Replacing The Lower Unit Seals
Replacing the seals is fairly simple. I fell back on a hack that many mechanics, auto and marine, use. I relied on a socket. Placing a socket on the seal (preferably a deep socket to save the fingers), I tapped the seals into place with a brass hammer. You want to make sure the seals are going in evenly. Hence, after every few taps, inspect the seal, if it is going in at an angle tap the socket on the high side of the seal.You want the seals to be flush with the surface of the part you are mounting them.
Lower Unit Impeller and Water Pump
Next I tackled the lower unit impeller, housing and plate. Most importantly, I had to start by cleaning it all. I started this by taking the old gasket off of the Bearing Housing. This scraped right off. I followed up on the Bearing housing by using a wire brush. I also wire brushed the area in which the bearing housing sets into the lower unit housing. When using a wire brush, I always start with the least abrasive brush that will get the job done. In this case that meant starting with the brass wire brush. If necessary, I move up to a fine wire brush and finally to a coarse wire brush. Having dental picks are a good idea. You can pick out bits of old gasket and gasket sealant with the dental picks.
I carefully cleaned the bearing housing, the Impeller plate and the impeller housing. Making sure that all of the old crud, gasket material and gasket sealant was removed is a crucial step. After making sure all of the components were as clean as possible I began the reassembly process.
The next step was to replace the bearing housing. I first put a light coating of permatex gasket sealer on the base where the bearing housing would sit on. There are several marine grade gasket sealers that can be used in this step. Some are no longer available and the ones that are, are notoriously expensive. After much reading and research, I settled on the permatex aviation sealant. It has a high adhesion rate, remains flexible and of course is waterproof.
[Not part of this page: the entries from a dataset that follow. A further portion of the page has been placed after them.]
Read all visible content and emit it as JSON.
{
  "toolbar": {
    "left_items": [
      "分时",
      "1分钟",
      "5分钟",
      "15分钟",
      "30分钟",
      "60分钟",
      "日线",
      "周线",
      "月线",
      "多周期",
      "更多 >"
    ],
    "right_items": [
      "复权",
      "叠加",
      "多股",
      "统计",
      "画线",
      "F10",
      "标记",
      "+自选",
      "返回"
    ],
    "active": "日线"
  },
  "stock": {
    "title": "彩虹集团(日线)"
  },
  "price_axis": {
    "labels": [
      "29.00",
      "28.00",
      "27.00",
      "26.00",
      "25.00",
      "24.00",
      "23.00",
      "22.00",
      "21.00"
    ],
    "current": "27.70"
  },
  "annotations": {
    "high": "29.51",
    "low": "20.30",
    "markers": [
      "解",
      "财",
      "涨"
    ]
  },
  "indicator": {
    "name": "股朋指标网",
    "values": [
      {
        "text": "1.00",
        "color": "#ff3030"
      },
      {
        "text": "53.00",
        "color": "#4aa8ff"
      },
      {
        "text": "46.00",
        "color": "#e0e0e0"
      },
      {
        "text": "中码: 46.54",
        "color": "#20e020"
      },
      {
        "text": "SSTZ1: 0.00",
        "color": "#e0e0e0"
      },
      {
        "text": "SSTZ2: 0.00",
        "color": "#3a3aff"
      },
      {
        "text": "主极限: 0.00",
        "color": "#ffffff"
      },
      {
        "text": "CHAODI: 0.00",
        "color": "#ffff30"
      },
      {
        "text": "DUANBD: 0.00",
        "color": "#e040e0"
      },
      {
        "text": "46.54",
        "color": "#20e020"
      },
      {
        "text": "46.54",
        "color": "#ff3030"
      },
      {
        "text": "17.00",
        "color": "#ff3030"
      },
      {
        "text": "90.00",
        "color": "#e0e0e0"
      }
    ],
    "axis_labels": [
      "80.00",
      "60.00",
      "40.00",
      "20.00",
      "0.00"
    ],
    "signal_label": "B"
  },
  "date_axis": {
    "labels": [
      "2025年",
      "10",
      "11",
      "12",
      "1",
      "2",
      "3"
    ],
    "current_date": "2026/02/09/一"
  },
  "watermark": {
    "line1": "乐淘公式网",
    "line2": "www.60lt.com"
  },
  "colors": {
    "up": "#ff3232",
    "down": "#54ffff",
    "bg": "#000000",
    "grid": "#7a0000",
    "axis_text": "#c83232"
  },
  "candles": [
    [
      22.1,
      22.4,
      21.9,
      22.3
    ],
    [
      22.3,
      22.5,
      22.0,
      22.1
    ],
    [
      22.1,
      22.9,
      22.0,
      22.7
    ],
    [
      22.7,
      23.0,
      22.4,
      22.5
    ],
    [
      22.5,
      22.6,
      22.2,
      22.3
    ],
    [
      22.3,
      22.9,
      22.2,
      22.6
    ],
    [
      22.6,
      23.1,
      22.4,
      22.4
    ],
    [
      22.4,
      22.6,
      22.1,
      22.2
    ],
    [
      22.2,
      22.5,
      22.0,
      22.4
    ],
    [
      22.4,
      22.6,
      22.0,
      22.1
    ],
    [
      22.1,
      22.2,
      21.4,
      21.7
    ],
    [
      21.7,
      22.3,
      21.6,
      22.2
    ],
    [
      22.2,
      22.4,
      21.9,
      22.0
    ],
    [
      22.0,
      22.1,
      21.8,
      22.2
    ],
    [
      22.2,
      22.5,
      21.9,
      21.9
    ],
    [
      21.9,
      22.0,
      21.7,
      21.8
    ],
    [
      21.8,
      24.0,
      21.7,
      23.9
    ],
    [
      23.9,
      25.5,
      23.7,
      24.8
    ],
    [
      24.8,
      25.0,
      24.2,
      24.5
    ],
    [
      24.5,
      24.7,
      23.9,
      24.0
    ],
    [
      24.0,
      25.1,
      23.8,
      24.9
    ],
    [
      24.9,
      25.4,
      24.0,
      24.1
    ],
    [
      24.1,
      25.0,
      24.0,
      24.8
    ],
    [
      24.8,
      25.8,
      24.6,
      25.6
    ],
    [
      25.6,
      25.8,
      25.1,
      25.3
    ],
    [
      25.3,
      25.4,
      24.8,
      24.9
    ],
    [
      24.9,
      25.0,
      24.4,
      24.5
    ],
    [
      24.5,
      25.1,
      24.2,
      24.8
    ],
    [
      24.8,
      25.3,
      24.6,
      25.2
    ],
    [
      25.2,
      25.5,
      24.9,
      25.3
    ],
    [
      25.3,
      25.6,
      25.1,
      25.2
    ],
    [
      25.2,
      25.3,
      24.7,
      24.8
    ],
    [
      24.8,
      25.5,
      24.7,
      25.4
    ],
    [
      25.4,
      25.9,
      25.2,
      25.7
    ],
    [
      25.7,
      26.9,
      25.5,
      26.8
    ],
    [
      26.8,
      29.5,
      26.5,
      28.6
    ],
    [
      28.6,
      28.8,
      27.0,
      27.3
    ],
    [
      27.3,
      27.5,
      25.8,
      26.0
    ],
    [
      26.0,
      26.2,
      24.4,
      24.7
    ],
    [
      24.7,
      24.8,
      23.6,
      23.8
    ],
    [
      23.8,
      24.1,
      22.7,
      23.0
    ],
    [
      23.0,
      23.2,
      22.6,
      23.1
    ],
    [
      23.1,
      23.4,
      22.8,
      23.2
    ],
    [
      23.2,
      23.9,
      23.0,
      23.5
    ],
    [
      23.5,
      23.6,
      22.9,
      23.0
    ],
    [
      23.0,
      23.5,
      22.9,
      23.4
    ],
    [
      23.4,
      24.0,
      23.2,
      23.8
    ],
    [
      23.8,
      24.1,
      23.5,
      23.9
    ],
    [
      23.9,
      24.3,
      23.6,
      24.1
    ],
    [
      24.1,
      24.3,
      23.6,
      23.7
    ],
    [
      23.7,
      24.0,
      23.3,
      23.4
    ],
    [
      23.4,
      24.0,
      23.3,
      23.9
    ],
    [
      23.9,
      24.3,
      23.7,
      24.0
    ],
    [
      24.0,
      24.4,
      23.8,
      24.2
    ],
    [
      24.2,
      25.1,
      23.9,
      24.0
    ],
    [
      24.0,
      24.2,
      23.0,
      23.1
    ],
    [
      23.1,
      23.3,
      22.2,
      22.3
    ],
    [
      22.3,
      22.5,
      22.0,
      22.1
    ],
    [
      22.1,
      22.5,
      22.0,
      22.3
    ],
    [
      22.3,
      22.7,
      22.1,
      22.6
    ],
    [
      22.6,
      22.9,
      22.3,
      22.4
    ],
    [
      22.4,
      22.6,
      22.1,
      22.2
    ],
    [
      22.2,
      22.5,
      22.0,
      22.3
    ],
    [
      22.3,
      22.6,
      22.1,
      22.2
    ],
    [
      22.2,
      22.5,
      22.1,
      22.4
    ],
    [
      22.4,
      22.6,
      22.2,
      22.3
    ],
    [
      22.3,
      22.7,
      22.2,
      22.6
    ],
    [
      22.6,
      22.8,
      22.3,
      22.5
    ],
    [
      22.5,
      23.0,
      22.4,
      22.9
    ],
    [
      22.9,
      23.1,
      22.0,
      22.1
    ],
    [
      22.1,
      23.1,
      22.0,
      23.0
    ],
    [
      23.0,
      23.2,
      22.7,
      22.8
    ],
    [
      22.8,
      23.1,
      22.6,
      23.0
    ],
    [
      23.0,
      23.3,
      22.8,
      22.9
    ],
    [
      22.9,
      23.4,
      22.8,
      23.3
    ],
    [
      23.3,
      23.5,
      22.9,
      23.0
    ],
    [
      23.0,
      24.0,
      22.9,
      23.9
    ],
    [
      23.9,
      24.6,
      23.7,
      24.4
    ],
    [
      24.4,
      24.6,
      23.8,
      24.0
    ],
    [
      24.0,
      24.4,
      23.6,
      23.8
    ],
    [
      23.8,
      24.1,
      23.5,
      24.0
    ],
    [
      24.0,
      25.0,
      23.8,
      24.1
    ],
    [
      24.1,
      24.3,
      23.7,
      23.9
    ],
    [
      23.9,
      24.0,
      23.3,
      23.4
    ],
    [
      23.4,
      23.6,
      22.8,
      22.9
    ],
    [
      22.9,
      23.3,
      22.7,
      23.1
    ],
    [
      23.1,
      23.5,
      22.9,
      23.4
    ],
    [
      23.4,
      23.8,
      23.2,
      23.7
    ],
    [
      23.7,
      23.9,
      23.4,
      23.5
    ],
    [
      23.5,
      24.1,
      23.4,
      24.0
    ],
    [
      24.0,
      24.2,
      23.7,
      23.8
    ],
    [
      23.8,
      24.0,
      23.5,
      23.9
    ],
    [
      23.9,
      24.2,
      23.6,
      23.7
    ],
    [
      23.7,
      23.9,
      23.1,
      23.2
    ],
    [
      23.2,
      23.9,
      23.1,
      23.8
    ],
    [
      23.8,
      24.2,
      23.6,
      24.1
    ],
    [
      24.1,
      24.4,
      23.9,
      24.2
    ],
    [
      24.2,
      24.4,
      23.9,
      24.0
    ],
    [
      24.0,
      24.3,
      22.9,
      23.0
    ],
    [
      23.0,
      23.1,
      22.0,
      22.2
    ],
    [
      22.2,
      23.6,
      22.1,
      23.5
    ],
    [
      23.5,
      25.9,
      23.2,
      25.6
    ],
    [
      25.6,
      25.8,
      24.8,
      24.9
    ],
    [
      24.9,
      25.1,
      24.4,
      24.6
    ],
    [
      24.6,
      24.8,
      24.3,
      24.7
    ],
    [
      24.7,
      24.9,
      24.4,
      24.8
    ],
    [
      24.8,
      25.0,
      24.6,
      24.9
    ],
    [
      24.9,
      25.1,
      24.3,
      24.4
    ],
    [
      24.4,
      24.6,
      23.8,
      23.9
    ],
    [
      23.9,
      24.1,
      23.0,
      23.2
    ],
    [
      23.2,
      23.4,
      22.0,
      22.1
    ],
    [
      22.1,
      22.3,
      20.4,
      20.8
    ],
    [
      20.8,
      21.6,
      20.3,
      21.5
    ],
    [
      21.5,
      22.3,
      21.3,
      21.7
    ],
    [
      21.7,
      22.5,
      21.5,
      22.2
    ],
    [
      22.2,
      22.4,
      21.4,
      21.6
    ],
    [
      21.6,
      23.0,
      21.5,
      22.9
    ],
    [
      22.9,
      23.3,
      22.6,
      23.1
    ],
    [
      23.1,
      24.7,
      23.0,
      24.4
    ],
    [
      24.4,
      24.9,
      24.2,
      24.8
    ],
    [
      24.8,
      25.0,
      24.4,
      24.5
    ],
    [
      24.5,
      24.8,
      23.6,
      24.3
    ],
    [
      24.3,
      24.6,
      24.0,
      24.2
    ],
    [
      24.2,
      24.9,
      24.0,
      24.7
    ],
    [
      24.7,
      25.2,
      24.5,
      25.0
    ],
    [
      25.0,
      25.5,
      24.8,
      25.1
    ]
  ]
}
These are all qualities that are desired for this as well as other components of the lower unit.
Applying the Permatex Gasket Sealer
Before using any sealant, I like to test fit parts. Making sure the bearing housing fit into it’s slot was the first step I took. After that, I applied a thin coating of the gasket sealant, and placed the gasket onto the base (see picture below). I also applied a thin coat of gasket sealant to the bottom of the bearing housing and placed it on to the gasket. Afterwards, I made sure everything was lined up correctly by inserting the back end of a dental pick into one of the screw holes and visually inspecting. See Pictures below.
Once the bearing Case was in place, I applied a very thin coating of gasket sealer to the top of the bearing housing. I placed the impeller plate over this, once again insuring that everything was correctly lined up. I applied a generous coating of BRP Evinrude/Johnson triple guard grease to the top of the impeller plate as well as to the inside of the impeller housing. This helps in getting the impeller in place
Next Steps in Rebuilding this Lower Unit
Not that I have replaced the seals, bushing, gaskets and impeller I’m ready for the next step in the rebuild process. I’ll be installing the gears and sealing the unit up in step 3
I have to give a ton of credit to “Rocket City Motors” on Youtube. In the meantime, If you prefer a video tutorial on how to do a lower unit rebuild I would highly recommend these videos. I used many of his techniques to complete my lower unit rebuild.
Watch the Entire Rebuild on YouTube below